Show Notes

234 - Allocator MTE, libwebp, and Operation Triangulation

An integer underflow in GPSd (GPS daemon) in the parsing of Network Transport of RTCM via IP (NTRIP) packets. When parsing the HTTP response that contains the table of records for getting GPS data, they parse line-by-line until a carriage return (\r\n) or null byte is encountered. The getline() routine will do some buffer tracking and decrement inbuflen on each character of the buffer as it parses. The problem is, getline() will be called continuously until the carriage return or null byte is provided without accounting for how much data is left in the buffer. While the loop in getline() will break out when inbuflen == 0, getline() will be called again, decrement inbuflen under zero, and underflow to a large value. Later, the left over bytes will be copied via memmove() with the larger value and overflow.

This is actually a follow-up in a sense to the WebP 0day post we covered on Episode 218. So I won’t rehash how the vulnerability works, instead these two posts dive more onto the exploitation side of things.

First up, is the core primitive they gained from this Huffman table creation bug, as we suspected originally this would be a somewhat limited out-of-bounds write. First is where the write happens. This isn’t a linear overflow where it just keeps writting into adjacent memory, instead you’re able to trick the table writer into trying to write to an index that is out-of-bounds. They were able to gain some more granular control over the index by using having multiple 9-bit long prefix codes in the table. Each one of these codes could push the out-of-bounds write index up by 2, allowing the write to happen at an aligned address in multiples of 8 bytes. So that is a pretty nice base to have, not as nice as writing to any relative address, but being aligned its likely what can be written will line-up with fields in the object they can overflow into.

As for the actual value being written, it would be writing a HuffmanCode value which has two fields a uint8_t which represented the number of bits for the HuffmanCode. As the overflow would happen later in the table this would be fixed (I believe) to 15. one byte of padding that was not controlled, and a uint16_t representing the symbol value. The Symbol value had limited range depending on the type of table being written, in this case the range was 0 to 39. Definitely some restrictions there to be concerned about, not enough to write any pointers for the common technique of creating an arbitrary read/write primitive.
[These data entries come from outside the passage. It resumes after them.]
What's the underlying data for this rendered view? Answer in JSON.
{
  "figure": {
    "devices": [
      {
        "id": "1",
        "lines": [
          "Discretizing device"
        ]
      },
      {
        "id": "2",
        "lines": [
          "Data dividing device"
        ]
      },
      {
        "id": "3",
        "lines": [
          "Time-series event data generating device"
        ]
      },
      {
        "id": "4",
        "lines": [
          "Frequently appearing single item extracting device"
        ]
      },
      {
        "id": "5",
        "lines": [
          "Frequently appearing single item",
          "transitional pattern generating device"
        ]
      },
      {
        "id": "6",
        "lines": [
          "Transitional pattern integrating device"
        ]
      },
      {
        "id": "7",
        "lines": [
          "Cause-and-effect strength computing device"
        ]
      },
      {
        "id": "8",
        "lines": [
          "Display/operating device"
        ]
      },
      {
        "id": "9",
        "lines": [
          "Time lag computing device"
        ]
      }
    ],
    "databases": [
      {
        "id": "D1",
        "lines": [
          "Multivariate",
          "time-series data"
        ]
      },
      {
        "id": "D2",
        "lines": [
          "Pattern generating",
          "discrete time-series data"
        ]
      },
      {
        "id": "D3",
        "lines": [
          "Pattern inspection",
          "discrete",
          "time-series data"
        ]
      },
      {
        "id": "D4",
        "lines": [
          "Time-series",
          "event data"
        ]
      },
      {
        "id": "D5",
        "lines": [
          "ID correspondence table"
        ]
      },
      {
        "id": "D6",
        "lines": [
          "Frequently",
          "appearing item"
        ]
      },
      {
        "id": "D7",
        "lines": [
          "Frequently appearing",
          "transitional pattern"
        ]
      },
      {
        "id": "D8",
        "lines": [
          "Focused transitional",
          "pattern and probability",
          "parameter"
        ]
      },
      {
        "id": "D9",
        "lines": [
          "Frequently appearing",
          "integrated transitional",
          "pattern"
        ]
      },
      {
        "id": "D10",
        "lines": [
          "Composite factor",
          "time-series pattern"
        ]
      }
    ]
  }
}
OOB Write to Use-After-Free

The author goes into their search for a target object to corrupt and some challenges there, ultimately discovering the CSSVariableData structure. A variaible sized object that would contain the string representation of a CSS Variable. This object began with a ref_count_ field, then a length_ and flags fields before the variaible string data. The author was able to take a fairly classic target and corrupt the reference count to have the object be freed early, putting them into a use-after-free situation.

Use-after-free to Relative Read

With use-after-free, the user side of the equation is that CSSVariableData structure which contains a length_ and a string that will be read. Which is the target of this stage. They get the freed CSSVariableData object reclaimed by an AudioArray which contains entirely attacker controlled data. Allowing them to corrupt the length_ value, so when the CSSVariableData value is read in JavaScript it would read adjacent memory.

After this point the exploit goes into taking a double-free and attacking the PartitionAlloc metadata in a style reminiscent of a FastBin attack and gets into a bit more Chrome specific work. Check out the actual post for those details (Ctrl+F Cross-Bucket Allocation in the Part2 post).